Make Hay While the Sun Shines
One of my favorite children’s books is Ox-Cart Man, written by Donald Hall and illustrated by Barbara Cooney, who won the prestigious Caldecott Medal for her illustrations in this book. The story follows a New England farmer who loads his ox cart with goods from his farm and makes the long trek through the countryside to the market to sell everything, including the ox cart and the cow pulling his ox cart. He then uses the money to buy supplies and tools that he and his family will need to survive the winter months.
When I grew up, my father had a saying he used often: “You have to make hay while the sun shines.” This admonition was not reserved only for the hay we baled and stacked neatly in the barn of our farm, working to be done before the rainy days came (because baling wet hay would it make it moldy later). He applied this phrase to any practical situation. He meant that we needed to work hard while we were able to do something and while the conditions and human-power were available, because tomorrow might bring situations that could prevent us from accomplishing the job—bad weather, sickness, broken tools.
I often apply the metaphor of the ox-cart man and my father’s often-used slogan to my life. Right now I’m healthy (as far as I know) and energized. I’m usually up at 6 a.m. and go strong until late at night. But I know there will come a time when I will lose control of my freedom, when sickness or tragedy will come to my me or my family . It may be tomorrow, next year, or five years from now. The time is unknown, but the certainty that the day will arrive is assured.
No matter how sunny it is today, no matter how wonderful life is at this moment as you grab a few minutes and sit in front of your computer, the winter of your lifetime is coming. You can count on it. Job 5:7 says, “People are born for trouble as readily as sparks fly up from a fire.” This year my wife and I have witnessed this “winter” entering the lives of some of our friends. A couple in our church lost their daughter to suicide when she felt she could not go on living with the voices in her head. Very close friends of ours decided their marriage could not weather another day and separated. Infidelity and separation can cast you or others around you headlong into dark, dark days. David says in Psalm 38:6-8, 11, “I am bent over and racked with pain. All day long I walk around filled with grief. A raging fever burns within me, and my health is broken. I am exhausted and completely crushed. My groans come from an anguished heart. . . . My loved ones and friends stay away.” Later in the same chapter, David writes, “Do not abandon me, O Lord. Do not stand at a distance, my God” (Psalm 38:21).
Have you ever felt like that? That everyone has abandoned you—including God? Because of cancer. Because of divorce. Depression. Death. Financial ruin. Shame. Addiction.
We must accept that at some point each of us will face dark days such as these, and it’s important now—while the sun is shining—to “make hay” in preparation for those days. Work on your faith life by reading the Bible and praying. Memorize God’s promises (you can read them in my Life Application column this month). Work on your relationships. Have you called your parents, brother, sister, children lately? Have you invested in your relationships with people in your church and community? These people can surround you with their love and support in your time of need, but you need to invest in those relationships today. Are you helping others in their need? Are you taking interest in the lives of your friends and family—putting their interests ahead of your own?

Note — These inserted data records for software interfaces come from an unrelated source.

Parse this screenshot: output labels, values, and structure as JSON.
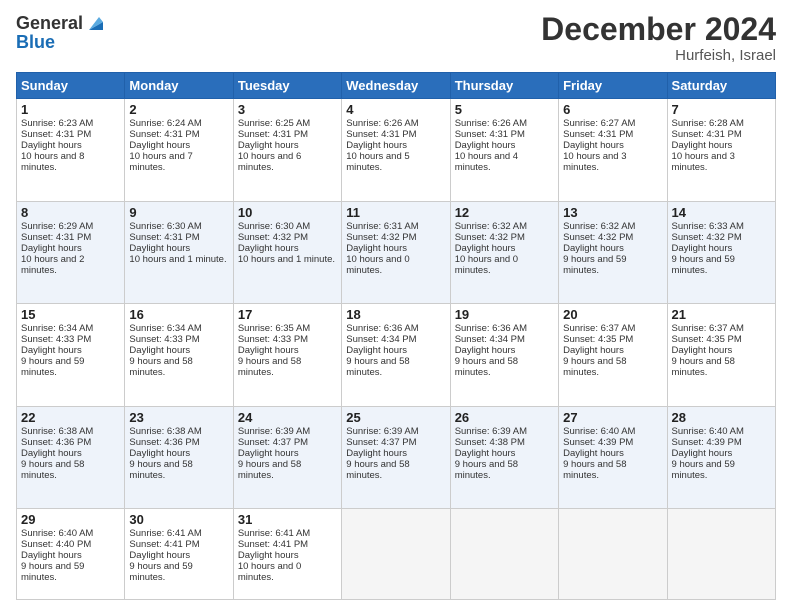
{
  "logo": {
    "line1": "General",
    "line2": "Blue"
  },
  "header": {
    "month": "December 2024",
    "location": "Hurfeish, Israel"
  },
  "days_of_week": [
    "Sunday",
    "Monday",
    "Tuesday",
    "Wednesday",
    "Thursday",
    "Friday",
    "Saturday"
  ],
  "weeks": [
    [
      {
        "day": 1,
        "sunrise": "6:23 AM",
        "sunset": "4:31 PM",
        "daylight": "10 hours and 8 minutes."
      },
      {
        "day": 2,
        "sunrise": "6:24 AM",
        "sunset": "4:31 PM",
        "daylight": "10 hours and 7 minutes."
      },
      {
        "day": 3,
        "sunrise": "6:25 AM",
        "sunset": "4:31 PM",
        "daylight": "10 hours and 6 minutes."
      },
      {
        "day": 4,
        "sunrise": "6:26 AM",
        "sunset": "4:31 PM",
        "daylight": "10 hours and 5 minutes."
      },
      {
        "day": 5,
        "sunrise": "6:26 AM",
        "sunset": "4:31 PM",
        "daylight": "10 hours and 4 minutes."
      },
      {
        "day": 6,
        "sunrise": "6:27 AM",
        "sunset": "4:31 PM",
        "daylight": "10 hours and 3 minutes."
      },
      {
        "day": 7,
        "sunrise": "6:28 AM",
        "sunset": "4:31 PM",
        "daylight": "10 hours and 3 minutes."
      }
    ],
    [
      {
        "day": 8,
        "sunrise": "6:29 AM",
        "sunset": "4:31 PM",
        "daylight": "10 hours and 2 minutes."
      },
      {
        "day": 9,
        "sunrise": "6:30 AM",
        "sunset": "4:31 PM",
        "daylight": "10 hours and 1 minute."
      },
      {
        "day": 10,
        "sunrise": "6:30 AM",
        "sunset": "4:32 PM",
        "daylight": "10 hours and 1 minute."
      },
      {
        "day": 11,
        "sunrise": "6:31 AM",
        "sunset": "4:32 PM",
        "daylight": "10 hours and 0 minutes."
      },
      {
        "day": 12,
        "sunrise": "6:32 AM",
        "sunset": "4:32 PM",
        "daylight": "10 hours and 0 minutes."
      },
      {
        "day": 13,
        "sunrise": "6:32 AM",
        "sunset": "4:32 PM",
        "daylight": "9 hours and 59 minutes."
      },
      {
        "day": 14,
        "sunrise": "6:33 AM",
        "sunset": "4:32 PM",
        "daylight": "9 hours and 59 minutes."
      }
    ],
    [
      {
        "day": 15,
        "sunrise": "6:34 AM",
        "sunset": "4:33 PM",
        "daylight": "9 hours and 59 minutes."
      },
      {
        "day": 16,
        "sunrise": "6:34 AM",
        "sunset": "4:33 PM",
        "daylight": "9 hours and 58 minutes."
      },
      {
        "day": 17,
        "sunrise": "6:35 AM",
        "sunset": "4:33 PM",
        "daylight": "9 hours and 58 minutes."
      },
      {
        "day": 18,
        "sunrise": "6:36 AM",
        "sunset": "4:34 PM",
        "daylight": "9 hours and 58 minutes."
      },
      {
        "day": 19,
        "sunrise": "6:36 AM",
        "sunset": "4:34 PM",
        "daylight": "9 hours and 58 minutes."
      },
      {
        "day": 20,
        "sunrise": "6:37 AM",
        "sunset": "4:35 PM",
        "daylight": "9 hours and 58 minutes."
      },
      {
        "day": 21,
        "sunrise": "6:37 AM",
        "sunset": "4:35 PM",
        "daylight": "9 hours and 58 minutes."
      }
    ],
    [
      {
        "day": 22,
        "sunrise": "6:38 AM",
        "sunset": "4:36 PM",
        "daylight": "9 hours and 58 minutes."
      },
      {
        "day": 23,
        "sunrise": "6:38 AM",
        "sunset": "4:36 PM",
        "daylight": "9 hours and 58 minutes."
      },
      {
        "day": 24,
        "sunrise": "6:39 AM",
        "sunset": "4:37 PM",
        "daylight": "9 hours and 58 minutes."
      },
      {
        "day": 25,
        "sunrise": "6:39 AM",
        "sunset": "4:37 PM",
        "daylight": "9 hours and 58 minutes."
      },
      {
        "day": 26,
        "sunrise": "6:39 AM",
        "sunset": "4:38 PM",
        "daylight": "9 hours and 58 minutes."
      },
      {
        "day": 27,
        "sunrise": "6:40 AM",
        "sunset": "4:39 PM",
        "daylight": "9 hours and 58 minutes."
      },
      {
        "day": 28,
        "sunrise": "6:40 AM",
        "sunset": "4:39 PM",
        "daylight": "9 hours and 59 minutes."
      }
    ],
    [
      {
        "day": 29,
        "sunrise": "6:40 AM",
        "sunset": "4:40 PM",
        "daylight": "9 hours and 59 minutes."
      },
      {
        "day": 30,
        "sunrise": "6:41 AM",
        "sunset": "4:41 PM",
        "daylight": "9 hours and 59 minutes."
      },
      {
        "day": 31,
        "sunrise": "6:41 AM",
        "sunset": "4:41 PM",
        "daylight": "10 hours and 0 minutes."
      },
      null,
      null,
      null,
      null
    ]
  ]
}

All through the Bible we see God’s people in the depths of despair—Job, Jonah, David—and God’s deliverance of them. Paul sat in jail for preaching the Good News of Jesus Christ and never lost hope, encouraging others through his letters from prison, singing songs of praise from within the darkness of his cell. As Christians, we must never lose the hope we have in Jesus Christ. He heals diseases, he conquers despair and death, and one day we will spend eternity with him in a place where there is no winter.